When solving an exponential equation, try to rewrite it in a way so that you have a single exponential term on each side where both bases are the same. If the bases are not the same like

$$3^{x+1}=5^{x},$$

take the logarithm (with any base) of both sides:

$$\ln(3^{x-1})=\ln(5^x)$$

Using the logarithm properties, we obtain

$$(x-1)\ln 3 = x\ln 5$$

$$x\ln 3 – \ln 3 = x\ln 5$$

$$x\ln 3 – x\ln 5 = \ln 3$$

$$x(\ln 3 – \ln 5) = \ln 3$$

$$x = \dfrac{\ln 3}{\ln 3 – \ln 5}$$

### Video Lesson

Many times the mini-lesson will not be enough for you to start working on the problems. You need to see someone explaining the material to you. In the video you will find a variety of examples, solved step-by-step – starting from a simple one to a more complex one. Feel free to play them as many times as you need. Pause, rewind, replay, stop… follow your pace!

Video Lesson

A description of the video

This video is used in Lessons 36 and 37. For today’s lesson, watch the whole video.

In this video you will see the equations

• $2^x=8$
• $2^x=7$
• $2^{5x-1}=8$
• $2^{3x-1}=5$
• $7^x=3^{x-2}$

You will also see the following applications that require solving an exponential equation.

• How long does it take to have \$1,600 if you invest \$800 at a rate of $3\%$ compounded quarterly?
• How long must you invest \$1,000 to have \$1500 with a rate of $2\%$ annually compounded continuously?

### Try Questions

Now that you have read the material and watched the video, it is your turn to put in practice what you have learned. We encourage you to try the Try Questions on your own. When you are done, click on the “Show answer” tab to see if you got the correct answer.

#### Try Question 1

Solve in exact form.

$$5^x=3$$

$$5^x=3$$

$$x=\log_53$$

The solution set is $\left\{\log_53\right\}$.

#### Try Question 2

Solve.

$$6^{x+1}=216$$

$$6^{x+1}=216$$

$$6^{x+1}=6^3$$

$$x+1=3$$

$$x=2$$

The solution set is $\left\{2\right\}$.

#### Try Question 3

Solve in exact form. $$9^{2x-1}=7$$

$$9^{2x-1}=7$$
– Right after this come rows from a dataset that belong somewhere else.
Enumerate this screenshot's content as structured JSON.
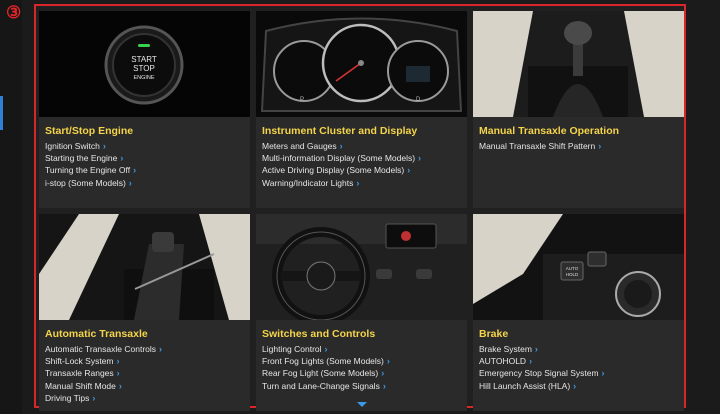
{
  "badge": "③",
  "sections": [
    {
      "title": "Start/Stop Engine",
      "button_text": [
        "START",
        "STOP",
        "ENGINE"
      ],
      "links": [
        "Ignition Switch",
        "Starting the Engine",
        "Turning the Engine Off",
        "i-stop (Some Models)"
      ]
    },
    {
      "title": "Instrument Cluster and Display",
      "gauge_labels": [
        "P",
        "D"
      ],
      "links": [
        "Meters and Gauges",
        "Multi-information Display (Some Models)",
        "Active Driving Display (Some Models)",
        "Warning/Indicator Lights"
      ]
    },
    {
      "title": "Manual Transaxle Operation",
      "links": [
        "Manual Transaxle Shift Pattern"
      ]
    },
    {
      "title": "Automatic Transaxle",
      "links": [
        "Automatic Transaxle Controls",
        "Shift-Lock System",
        "Transaxle Ranges",
        "Manual Shift Mode",
        "Driving Tips"
      ]
    },
    {
      "title": "Switches and Controls",
      "links": [
        "Lighting Control",
        "Front Fog Lights (Some Models)",
        "Rear Fog Light (Some Models)",
        "Turn and Lane-Change Signals"
      ]
    },
    {
      "title": "Brake",
      "button_text": [
        "AUTO",
        "HOLD"
      ],
      "links": [
        "Brake System",
        "AUTOHOLD",
        "Emergency Stop Signal System",
        "Hill Launch Assist (HLA)"
      ]
    }
  ],
  "colors": {
    "accent": "#f4d44a",
    "link_chevron": "#3a9ae8",
    "highlight_frame": "#d9262a"
  }
}
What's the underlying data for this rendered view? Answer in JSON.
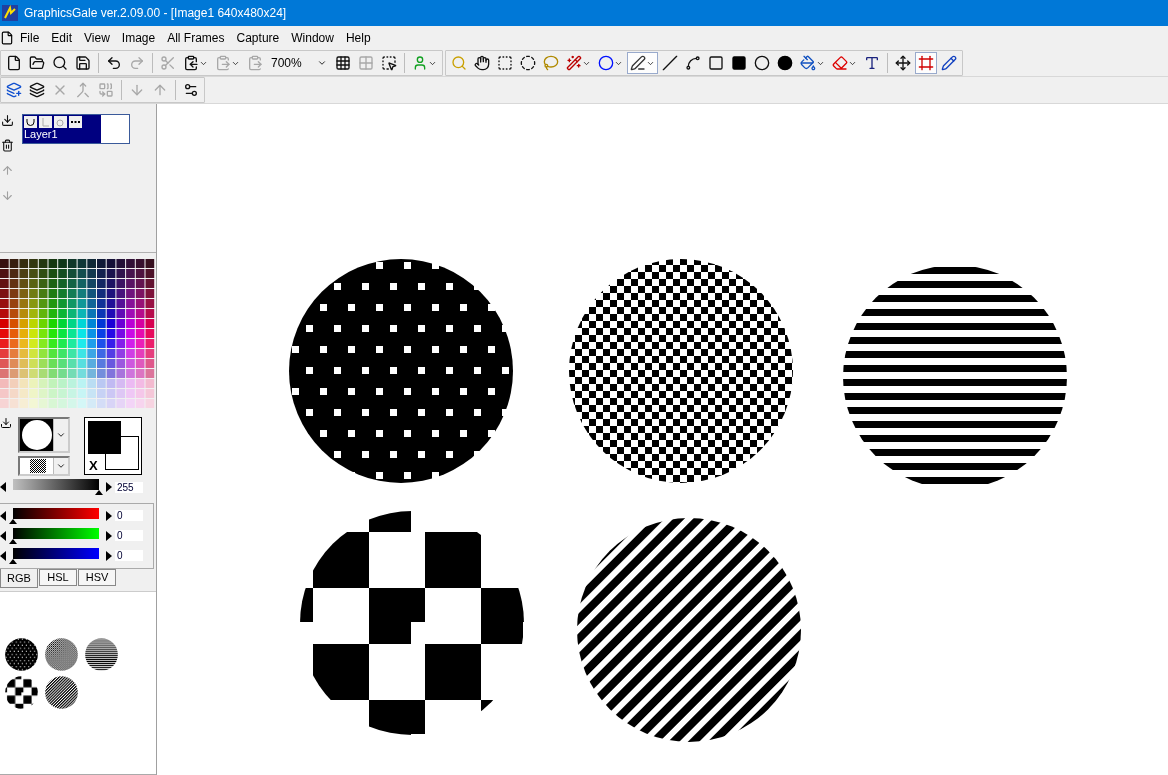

$$9^{2x-1}=9^{\log_97}$$

$$2x-1=\log_97$$

$$2x=\log_97+1$$

$$x=\dfrac{\log_97+1}{2}$$

The solution set is $\left\{\dfrac{\log_97+1}{2}\right\}$.

#### Try Question 4

For how long do we have to invest \$1000 at a rate of$2.5\%$compounded continuously to obtain a final amount of \$1100?

$$Pe^{rt} = A$$

$$1000e^{0.025 t} = 1100$$

$$e^{0.025 t} = \dfrac{1100}{1000}$$

$$e^{0.025 t} = 1.1$$

$$\ln\left(e^{0.025 t}\right) =\ln(1.1)$$

$$0.025 t= \ln(1.1)$$

$$t = \dfrac{\ln(1.1)}{ 0.025}$$

$$t \approx 3.82124$$

### Need more help?

Don’t wait too long to do the following.

• Watch the additional video resources.